Top of Source material
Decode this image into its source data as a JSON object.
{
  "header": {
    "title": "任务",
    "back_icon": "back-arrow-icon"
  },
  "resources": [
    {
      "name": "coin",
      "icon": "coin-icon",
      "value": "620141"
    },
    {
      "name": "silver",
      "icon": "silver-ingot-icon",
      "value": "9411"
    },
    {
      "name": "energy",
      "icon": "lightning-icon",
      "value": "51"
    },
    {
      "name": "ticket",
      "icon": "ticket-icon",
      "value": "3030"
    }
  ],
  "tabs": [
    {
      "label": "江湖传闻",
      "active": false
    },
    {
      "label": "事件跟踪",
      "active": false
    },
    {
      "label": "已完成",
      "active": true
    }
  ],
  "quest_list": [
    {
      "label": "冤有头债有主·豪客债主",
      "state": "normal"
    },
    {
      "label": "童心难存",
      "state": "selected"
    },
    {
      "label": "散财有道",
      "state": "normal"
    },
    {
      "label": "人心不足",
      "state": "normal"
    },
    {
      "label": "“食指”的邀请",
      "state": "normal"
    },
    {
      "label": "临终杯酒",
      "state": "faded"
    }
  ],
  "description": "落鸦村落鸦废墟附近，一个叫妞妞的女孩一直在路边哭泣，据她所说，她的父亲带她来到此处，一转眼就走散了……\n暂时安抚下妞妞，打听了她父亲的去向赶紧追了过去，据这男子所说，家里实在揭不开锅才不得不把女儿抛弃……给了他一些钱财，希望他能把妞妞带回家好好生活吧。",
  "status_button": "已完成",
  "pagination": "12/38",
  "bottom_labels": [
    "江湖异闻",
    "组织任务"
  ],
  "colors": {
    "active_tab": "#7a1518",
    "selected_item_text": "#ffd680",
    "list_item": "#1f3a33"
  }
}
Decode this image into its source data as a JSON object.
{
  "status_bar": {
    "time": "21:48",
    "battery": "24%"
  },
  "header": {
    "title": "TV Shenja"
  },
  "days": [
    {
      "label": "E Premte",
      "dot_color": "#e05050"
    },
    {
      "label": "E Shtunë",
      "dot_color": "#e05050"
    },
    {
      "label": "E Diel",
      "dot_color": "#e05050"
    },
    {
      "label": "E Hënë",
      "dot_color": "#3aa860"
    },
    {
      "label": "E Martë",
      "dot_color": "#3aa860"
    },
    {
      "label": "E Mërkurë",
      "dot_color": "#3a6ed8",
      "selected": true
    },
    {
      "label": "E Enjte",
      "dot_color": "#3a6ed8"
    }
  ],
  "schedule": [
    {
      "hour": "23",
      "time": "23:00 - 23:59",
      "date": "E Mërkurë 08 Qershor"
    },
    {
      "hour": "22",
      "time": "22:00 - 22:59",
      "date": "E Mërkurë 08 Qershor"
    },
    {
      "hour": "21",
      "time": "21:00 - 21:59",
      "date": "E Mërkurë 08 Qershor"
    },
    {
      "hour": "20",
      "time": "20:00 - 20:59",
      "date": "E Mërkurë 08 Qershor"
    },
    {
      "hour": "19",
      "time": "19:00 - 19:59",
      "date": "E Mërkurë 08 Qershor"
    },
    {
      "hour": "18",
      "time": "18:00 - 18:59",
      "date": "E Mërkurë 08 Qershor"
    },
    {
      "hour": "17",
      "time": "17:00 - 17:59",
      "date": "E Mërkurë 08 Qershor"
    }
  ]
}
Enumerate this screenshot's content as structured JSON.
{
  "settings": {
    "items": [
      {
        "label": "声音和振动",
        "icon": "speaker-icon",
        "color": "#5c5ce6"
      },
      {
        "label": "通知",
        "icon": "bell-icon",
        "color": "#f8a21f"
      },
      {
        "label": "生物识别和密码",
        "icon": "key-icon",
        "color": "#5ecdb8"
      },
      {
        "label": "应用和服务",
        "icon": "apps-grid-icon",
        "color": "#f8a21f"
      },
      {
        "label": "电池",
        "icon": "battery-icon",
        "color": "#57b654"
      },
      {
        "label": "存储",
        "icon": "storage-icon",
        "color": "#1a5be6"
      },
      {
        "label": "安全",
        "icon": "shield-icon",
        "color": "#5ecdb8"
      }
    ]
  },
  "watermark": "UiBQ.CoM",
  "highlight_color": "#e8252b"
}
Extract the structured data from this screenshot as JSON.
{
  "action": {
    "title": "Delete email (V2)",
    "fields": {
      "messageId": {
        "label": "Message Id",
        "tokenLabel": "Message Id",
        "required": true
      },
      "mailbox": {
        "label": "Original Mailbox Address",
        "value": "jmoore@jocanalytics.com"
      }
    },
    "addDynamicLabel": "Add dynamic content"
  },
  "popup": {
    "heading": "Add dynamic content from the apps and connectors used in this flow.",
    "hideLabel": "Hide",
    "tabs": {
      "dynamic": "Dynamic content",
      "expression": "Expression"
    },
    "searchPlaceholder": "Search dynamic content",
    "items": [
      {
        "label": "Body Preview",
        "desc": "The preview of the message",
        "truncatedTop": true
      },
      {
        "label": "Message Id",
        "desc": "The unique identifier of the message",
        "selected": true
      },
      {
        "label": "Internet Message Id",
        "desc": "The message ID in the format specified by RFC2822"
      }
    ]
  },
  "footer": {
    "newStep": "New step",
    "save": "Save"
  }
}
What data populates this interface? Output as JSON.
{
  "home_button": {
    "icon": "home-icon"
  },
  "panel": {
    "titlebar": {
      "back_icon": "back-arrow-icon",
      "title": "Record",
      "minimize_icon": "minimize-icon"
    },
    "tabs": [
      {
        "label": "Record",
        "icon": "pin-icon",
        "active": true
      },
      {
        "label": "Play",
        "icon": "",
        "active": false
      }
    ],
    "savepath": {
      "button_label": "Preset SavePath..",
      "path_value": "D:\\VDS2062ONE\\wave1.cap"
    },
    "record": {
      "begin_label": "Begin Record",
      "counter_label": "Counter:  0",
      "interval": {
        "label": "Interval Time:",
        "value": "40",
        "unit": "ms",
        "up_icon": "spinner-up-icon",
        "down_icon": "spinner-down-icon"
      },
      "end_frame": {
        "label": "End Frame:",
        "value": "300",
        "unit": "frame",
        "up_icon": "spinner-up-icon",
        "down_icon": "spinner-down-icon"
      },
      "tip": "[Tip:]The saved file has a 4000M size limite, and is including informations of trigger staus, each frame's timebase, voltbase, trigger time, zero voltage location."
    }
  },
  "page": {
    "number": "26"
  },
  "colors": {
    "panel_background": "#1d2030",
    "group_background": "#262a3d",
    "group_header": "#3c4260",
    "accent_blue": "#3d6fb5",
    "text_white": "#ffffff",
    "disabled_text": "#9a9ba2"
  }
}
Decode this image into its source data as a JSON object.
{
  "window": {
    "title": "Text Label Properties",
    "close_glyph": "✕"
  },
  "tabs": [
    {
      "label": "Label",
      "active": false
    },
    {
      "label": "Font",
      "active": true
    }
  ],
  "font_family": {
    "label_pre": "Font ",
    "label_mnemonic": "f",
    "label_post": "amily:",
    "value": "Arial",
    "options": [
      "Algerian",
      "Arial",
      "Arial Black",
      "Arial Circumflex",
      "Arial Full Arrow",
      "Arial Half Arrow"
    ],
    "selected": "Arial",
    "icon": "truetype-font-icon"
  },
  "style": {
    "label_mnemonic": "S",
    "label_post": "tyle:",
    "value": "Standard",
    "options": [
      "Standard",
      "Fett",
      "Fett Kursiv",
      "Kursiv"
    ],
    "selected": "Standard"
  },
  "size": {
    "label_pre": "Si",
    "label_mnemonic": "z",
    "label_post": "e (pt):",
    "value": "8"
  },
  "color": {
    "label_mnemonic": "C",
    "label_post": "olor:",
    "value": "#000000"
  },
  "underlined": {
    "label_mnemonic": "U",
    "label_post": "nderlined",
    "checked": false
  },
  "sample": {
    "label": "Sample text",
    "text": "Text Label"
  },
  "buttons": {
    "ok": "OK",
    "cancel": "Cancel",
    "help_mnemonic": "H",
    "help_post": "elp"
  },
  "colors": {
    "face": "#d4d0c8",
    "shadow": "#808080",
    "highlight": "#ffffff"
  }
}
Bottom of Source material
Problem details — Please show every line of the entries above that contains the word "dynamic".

Solution for this exercise —
    "addDynamicLabel": "Add dynamic content"
    "heading": "Add dynamic content from the apps and connectors used in this flow.",
      "dynamic": "Dynamic content",
    "searchPlaceholder": "Search dynamic content",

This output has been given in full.